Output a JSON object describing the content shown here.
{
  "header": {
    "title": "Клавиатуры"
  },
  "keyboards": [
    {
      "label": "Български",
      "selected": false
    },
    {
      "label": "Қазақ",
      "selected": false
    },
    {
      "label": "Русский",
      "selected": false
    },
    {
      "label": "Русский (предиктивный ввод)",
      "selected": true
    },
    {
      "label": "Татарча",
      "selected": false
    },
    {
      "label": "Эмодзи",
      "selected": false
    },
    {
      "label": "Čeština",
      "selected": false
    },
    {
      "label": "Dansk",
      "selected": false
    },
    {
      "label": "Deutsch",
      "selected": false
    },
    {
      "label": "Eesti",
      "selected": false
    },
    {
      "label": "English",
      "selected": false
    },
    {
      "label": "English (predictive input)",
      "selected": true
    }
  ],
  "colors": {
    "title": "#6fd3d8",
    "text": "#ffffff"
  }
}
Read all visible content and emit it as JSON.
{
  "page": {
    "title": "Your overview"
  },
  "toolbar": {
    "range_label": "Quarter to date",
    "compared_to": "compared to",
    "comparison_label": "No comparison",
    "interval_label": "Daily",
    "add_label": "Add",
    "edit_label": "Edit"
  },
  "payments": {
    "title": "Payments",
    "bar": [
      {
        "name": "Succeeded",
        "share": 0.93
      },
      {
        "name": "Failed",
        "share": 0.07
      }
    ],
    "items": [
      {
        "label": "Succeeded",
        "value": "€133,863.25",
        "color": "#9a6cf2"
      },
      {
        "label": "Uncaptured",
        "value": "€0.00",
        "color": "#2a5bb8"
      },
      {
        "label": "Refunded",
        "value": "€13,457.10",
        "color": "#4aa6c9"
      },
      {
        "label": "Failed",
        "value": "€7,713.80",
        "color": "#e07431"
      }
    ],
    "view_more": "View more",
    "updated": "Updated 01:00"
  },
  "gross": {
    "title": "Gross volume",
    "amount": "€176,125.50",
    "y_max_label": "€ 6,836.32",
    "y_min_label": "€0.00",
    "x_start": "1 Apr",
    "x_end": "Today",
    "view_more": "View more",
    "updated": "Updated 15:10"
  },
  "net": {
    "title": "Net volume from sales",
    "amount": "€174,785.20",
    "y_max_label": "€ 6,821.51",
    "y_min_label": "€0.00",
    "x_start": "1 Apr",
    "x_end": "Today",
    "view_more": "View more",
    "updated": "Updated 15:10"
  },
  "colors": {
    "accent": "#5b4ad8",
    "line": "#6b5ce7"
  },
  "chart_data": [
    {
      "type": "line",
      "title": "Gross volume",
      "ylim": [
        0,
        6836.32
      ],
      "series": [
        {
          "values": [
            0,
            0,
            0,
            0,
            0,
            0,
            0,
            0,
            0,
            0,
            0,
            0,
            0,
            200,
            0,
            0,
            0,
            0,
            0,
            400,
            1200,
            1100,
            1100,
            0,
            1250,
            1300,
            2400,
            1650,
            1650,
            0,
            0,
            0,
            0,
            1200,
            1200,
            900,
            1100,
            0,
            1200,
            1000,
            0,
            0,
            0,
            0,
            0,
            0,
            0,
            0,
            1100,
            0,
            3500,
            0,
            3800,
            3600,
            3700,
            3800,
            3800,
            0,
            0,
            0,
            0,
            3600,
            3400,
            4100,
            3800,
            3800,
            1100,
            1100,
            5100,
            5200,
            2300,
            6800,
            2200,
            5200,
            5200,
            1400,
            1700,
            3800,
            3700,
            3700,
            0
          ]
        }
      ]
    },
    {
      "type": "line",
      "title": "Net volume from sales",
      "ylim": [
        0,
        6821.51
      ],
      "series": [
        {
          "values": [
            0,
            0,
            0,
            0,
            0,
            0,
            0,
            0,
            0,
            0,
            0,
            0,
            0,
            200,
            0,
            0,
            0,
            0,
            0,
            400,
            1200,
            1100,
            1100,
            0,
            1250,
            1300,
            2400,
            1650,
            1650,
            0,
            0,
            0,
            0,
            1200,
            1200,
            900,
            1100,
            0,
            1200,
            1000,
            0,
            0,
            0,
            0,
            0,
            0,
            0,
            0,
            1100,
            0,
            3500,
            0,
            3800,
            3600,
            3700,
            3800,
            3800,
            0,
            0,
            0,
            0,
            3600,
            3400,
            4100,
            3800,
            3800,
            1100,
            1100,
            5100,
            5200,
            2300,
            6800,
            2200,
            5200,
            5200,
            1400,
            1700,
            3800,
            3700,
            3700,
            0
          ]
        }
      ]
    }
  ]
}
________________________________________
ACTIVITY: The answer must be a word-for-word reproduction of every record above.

EXERCISE OUTPUT:
Output a JSON object describing the content shown here.
{
  "header": {
    "title": "Клавиатуры"
  },
  "keyboards": [
    {
      "label": "Български",
      "selected": false
    },
    {
      "label": "Қазақ",
      "selected": false
    },
    {
      "label": "Русский",
      "selected": false
    },
    {
      "label": "Русский (предиктивный ввод)",
      "selected": true
    },
    {
      "label": "Татарча",
      "selected": false
    },
    {
      "label": "Эмодзи",
      "selected": false
    },
    {
      "label": "Čeština",
      "selected": false
    },
    {
      "label": "Dansk",
      "selected": false
    },
    {
      "label": "Deutsch",
      "selected": false
    },
    {
      "label": "Eesti",
      "selected": false
    },
    {
      "label": "English",
      "selected": false
    },
    {
      "label": "English (predictive input)",
      "selected": true
    }
  ],
  "colors": {
    "title": "#6fd3d8",
    "text": "#ffffff"
  }
}
Read all visible content and emit it as JSON.
{
  "page": {
    "title": "Your overview"
  },
  "toolbar": {
    "range_label": "Quarter to date",
    "compared_to": "compared to",
    "comparison_label": "No comparison",
    "interval_label": "Daily",
    "add_label": "Add",
    "edit_label": "Edit"
  },
  "payments": {
    "title": "Payments",
    "bar": [
      {
        "name": "Succeeded",
        "share": 0.93
      },
      {
        "name": "Failed",
        "share": 0.07
      }
    ],
    "items": [
      {
        "label": "Succeeded",
        "value": "€133,863.25",
        "color": "#9a6cf2"
      },
      {
        "label": "Uncaptured",
        "value": "€0.00",
        "color": "#2a5bb8"
      },
      {
        "label": "Refunded",
        "value": "€13,457.10",
        "color": "#4aa6c9"
      },
      {
        "label": "Failed",
        "value": "€7,713.80",
        "color": "#e07431"
      }
    ],
    "view_more": "View more",
    "updated": "Updated 01:00"
  },
  "gross": {
    "title": "Gross volume",
    "amount": "€176,125.50",
    "y_max_label": "€ 6,836.32",
    "y_min_label": "€0.00",
    "x_start": "1 Apr",
    "x_end": "Today",
    "view_more": "View more",
    "updated": "Updated 15:10"
  },
  "net": {
    "title": "Net volume from sales",
    "amount": "€174,785.20",
    "y_max_label": "€ 6,821.51",
    "y_min_label": "€0.00",
    "x_start": "1 Apr",
    "x_end": "Today",
    "view_more": "View more",
    "updated": "Updated 15:10"
  },
  "colors": {
    "accent": "#5b4ad8",
    "line": "#6b5ce7"
  },
  "chart_data": [
    {
      "type": "line",
      "title": "Gross volume",
      "ylim": [
        0,
        6836.32
      ],
      "series": [
        {
          "values": [
            0,
            0,
            0,
            0,
            0,
            0,
            0,
            0,
            0,
            0,
            0,
            0,
            0,
            200,
            0,
            0,
            0,
            0,
            0,
            400,
            1200,
            1100,
            1100,
            0,
            1250,
            1300,
            2400,
            1650,
            1650,
            0,
            0,
            0,
            0,
            1200,
            1200,
            900,
            1100,
            0,
            1200,
            1000,
            0,
            0,
            0,
            0,
            0,
            0,
            0,
            0,
            1100,
            0,
            3500,
            0,
            3800,
            3600,
            3700,
            3800,
            3800,
            0,
            0,
            0,
            0,
            3600,
            3400,
            4100,
            3800,
            3800,
            1100,
            1100,
            5100,
            5200,
            2300,
            6800,
            2200,
            5200,
            5200,
            1400,
            1700,
            3800,
            3700,
            3700,
            0
          ]
        }
      ]
    },
    {
      "type": "line",
      "title": "Net volume from sales",
      "ylim": [
        0,
        6821.51
      ],
      "series": [
        {
          "values": [
            0,
            0,
            0,
            0,
            0,
            0,
            0,
            0,
            0,
            0,
            0,
            0,
            0,
            200,
            0,
            0,
            0,
            0,
            0,
            400,
            1200,
            1100,
            1100,
            0,
            1250,
            1300,
            2400,
            1650,
            1650,
            0,
            0,
            0,
            0,
            1200,
            1200,
            900,
            1100,
            0,
            1200,
            1000,
            0,
            0,
            0,
            0,
            0,
            0,
            0,
            0,
            1100,
            0,
            3500,
            0,
            3800,
            3600,
            3700,
            3800,
            3800,
            0,
            0,
            0,
            0,
            3600,
            3400,
            4100,
            3800,
            3800,
            1100,
            1100,
            5100,
            5200,
            2300,
            6800,
            2200,
            5200,
            5200,
            1400,
            1700,
            3800,
            3700,
            3700,
            0
          ]
        }
      ]
    }
  ]
}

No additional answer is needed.